* RECORD EXCERPTS
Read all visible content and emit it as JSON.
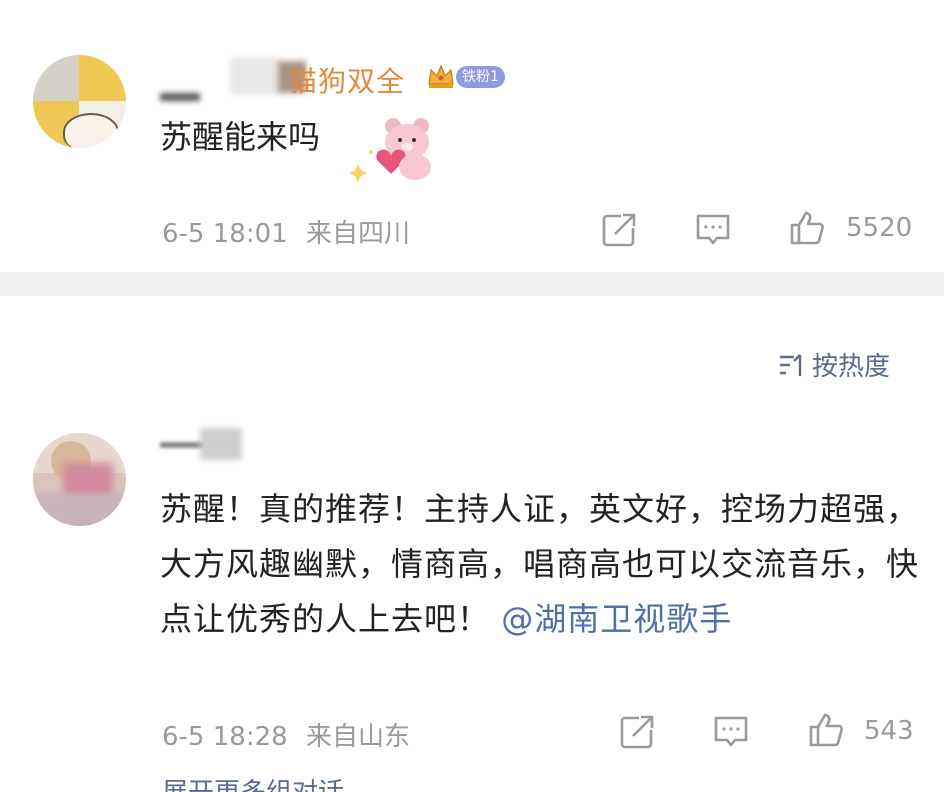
{
  "comments": [
    {
      "username_visible": "猫狗双全",
      "fan_badge": "铁粉1",
      "text": "苏醒能来吗",
      "timestamp": "6-5 18:01",
      "location": "来自四川",
      "likes": "5520"
    },
    {
      "text_main": "苏醒！真的推荐！主持人证，英文好，控场力超强，大方风趣幽默，情商高，唱商高也可以交流音乐，快点让优秀的人上去吧！",
      "mention": "@湖南卫视歌手",
      "timestamp": "6-5 18:28",
      "location": "来自山东",
      "likes": "543",
      "more_replies": "展开更多组对话"
    }
  ],
  "sort": {
    "label": "按热度",
    "icon": "sort-icon"
  },
  "colors": {
    "text": "#222222",
    "meta": "#9a9a9a",
    "link": "#4f6fa6",
    "username_orange": "#e4893a",
    "badge": "#8e9be3",
    "divider": "#efefef"
  },
  "icons": [
    "share-icon",
    "comment-icon",
    "like-icon",
    "crown-icon",
    "bear-sticker-icon"
  ]
}
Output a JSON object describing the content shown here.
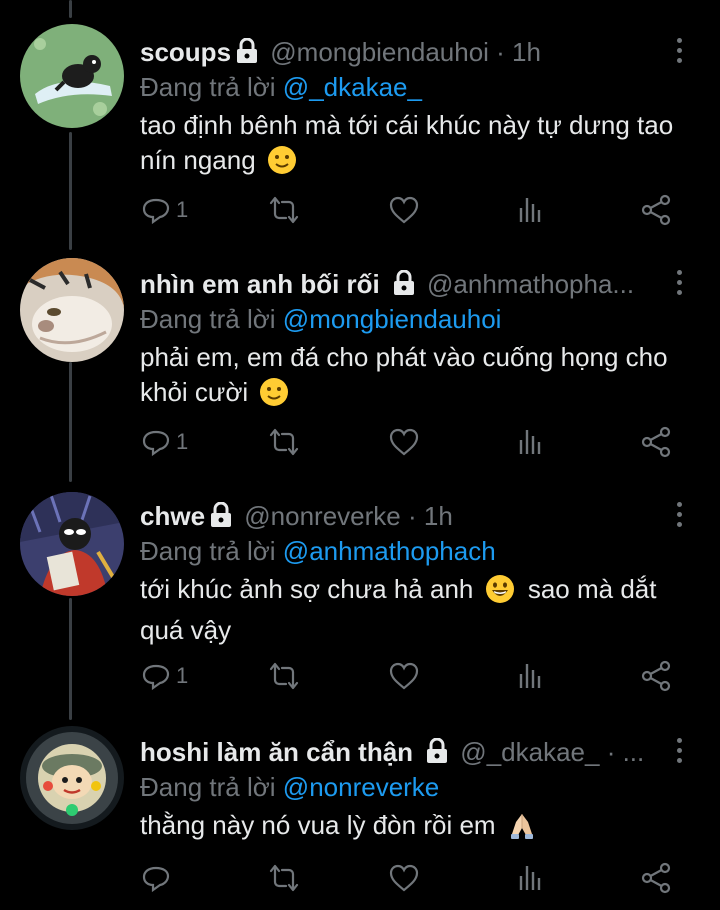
{
  "colors": {
    "background": "#000000",
    "text": "#e7e9ea",
    "muted": "#71767b",
    "accent": "#1d9bf0"
  },
  "tweets": [
    {
      "name": "scoups",
      "handle": "@mongbiendauhoi",
      "meta": "· 1h",
      "reply_prefix": "Đang trả lời",
      "reply_to": "@_dkakae_",
      "text": "tao định bênh mà tới cái khúc này tự dưng tao nín ngang",
      "emoji": "slight-smile",
      "reply_count": "1",
      "retweet_count": "",
      "like_count": ""
    },
    {
      "name": "nhìn em anh bối rối",
      "handle": "@anhmathopha...",
      "meta": "",
      "reply_prefix": "Đang trả lời",
      "reply_to": "@mongbiendauhoi",
      "text": "phải em, em đá cho phát vào cuống họng cho khỏi cười",
      "emoji": "slight-smile",
      "reply_count": "1",
      "retweet_count": "",
      "like_count": ""
    },
    {
      "name": "chwe",
      "handle": "@nonreverke",
      "meta": "· 1h",
      "reply_prefix": "Đang trả lời",
      "reply_to": "@anhmathophach",
      "text_before": "tới khúc ảnh sợ chưa hả anh",
      "text_after": "sao mà dắt quá vậy",
      "emoji": "grin",
      "reply_count": "1",
      "retweet_count": "",
      "like_count": ""
    },
    {
      "name": "hoshi làm ăn cẩn thận",
      "handle": "@_dkakae_",
      "meta": "· ...",
      "reply_prefix": "Đang trả lời",
      "reply_to": "@nonreverke",
      "text": "thằng này nó vua lỳ đòn rồi em",
      "emoji": "folded-hands",
      "reply_count": "",
      "retweet_count": "",
      "like_count": ""
    }
  ]
}
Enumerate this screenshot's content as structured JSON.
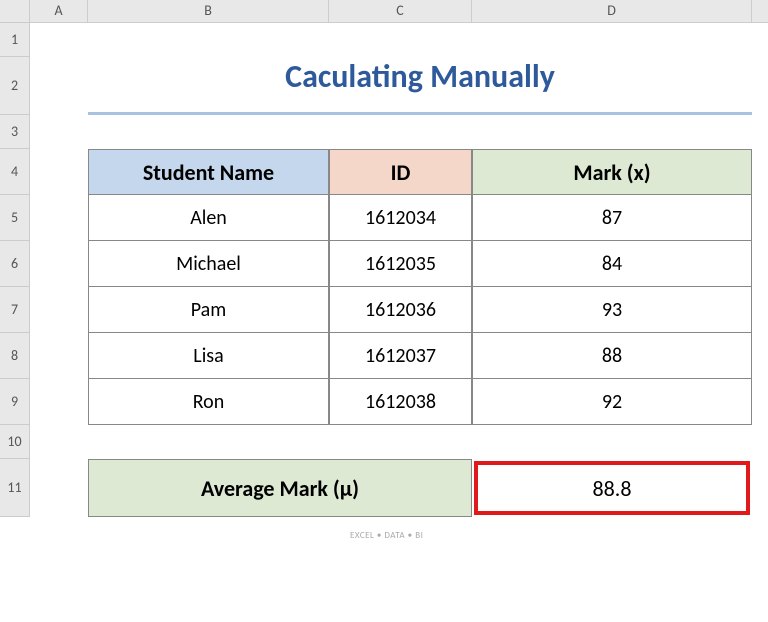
{
  "headers": {
    "cols": {
      "A": "A",
      "B": "B",
      "C": "C",
      "D": "D"
    },
    "rows": {
      "1": "1",
      "2": "2",
      "3": "3",
      "4": "4",
      "5": "5",
      "6": "6",
      "7": "7",
      "8": "8",
      "9": "9",
      "10": "10",
      "11": "11"
    }
  },
  "title": "Caculating Manually",
  "table": {
    "headers": {
      "name": "Student Name",
      "id": "ID",
      "mark": "Mark (x)"
    },
    "rows": [
      {
        "name": "Alen",
        "id": "1612034",
        "mark": "87"
      },
      {
        "name": "Michael",
        "id": "1612035",
        "mark": "84"
      },
      {
        "name": "Pam",
        "id": "1612036",
        "mark": "93"
      },
      {
        "name": "Lisa",
        "id": "1612037",
        "mark": "88"
      },
      {
        "name": "Ron",
        "id": "1612038",
        "mark": "92"
      }
    ]
  },
  "summary": {
    "label": "Average Mark (μ)",
    "value": "88.8"
  },
  "watermark": "EXCEL • DATA • BI",
  "chart_data": {
    "type": "table",
    "title": "Caculating Manually",
    "columns": [
      "Student Name",
      "ID",
      "Mark (x)"
    ],
    "rows": [
      [
        "Alen",
        1612034,
        87
      ],
      [
        "Michael",
        1612035,
        84
      ],
      [
        "Pam",
        1612036,
        93
      ],
      [
        "Lisa",
        1612037,
        88
      ],
      [
        "Ron",
        1612038,
        92
      ]
    ],
    "summary": {
      "label": "Average Mark (μ)",
      "value": 88.8
    }
  }
}
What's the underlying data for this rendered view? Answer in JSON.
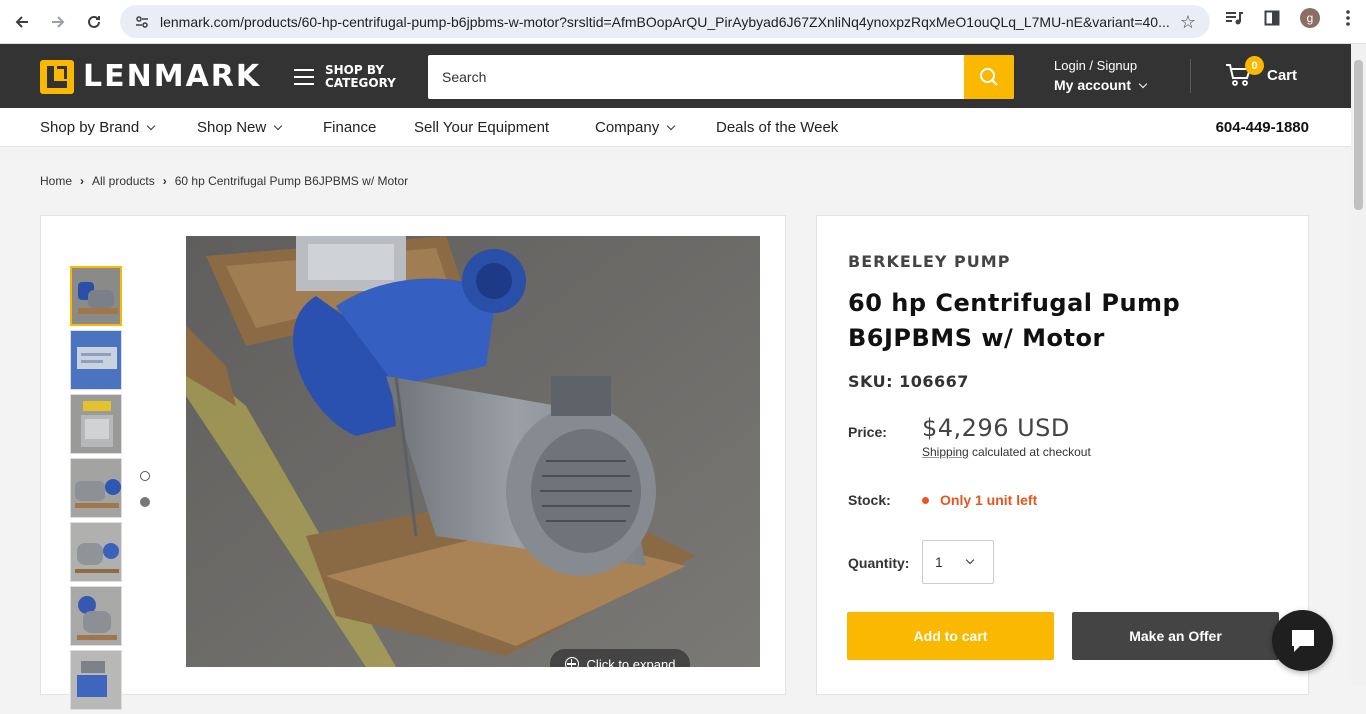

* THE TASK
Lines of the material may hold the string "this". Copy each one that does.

* FINISHED TASK
Enumerate this screenshot's content as structured JSON.
What's the underlying data for this rendered view? Answer in JSON.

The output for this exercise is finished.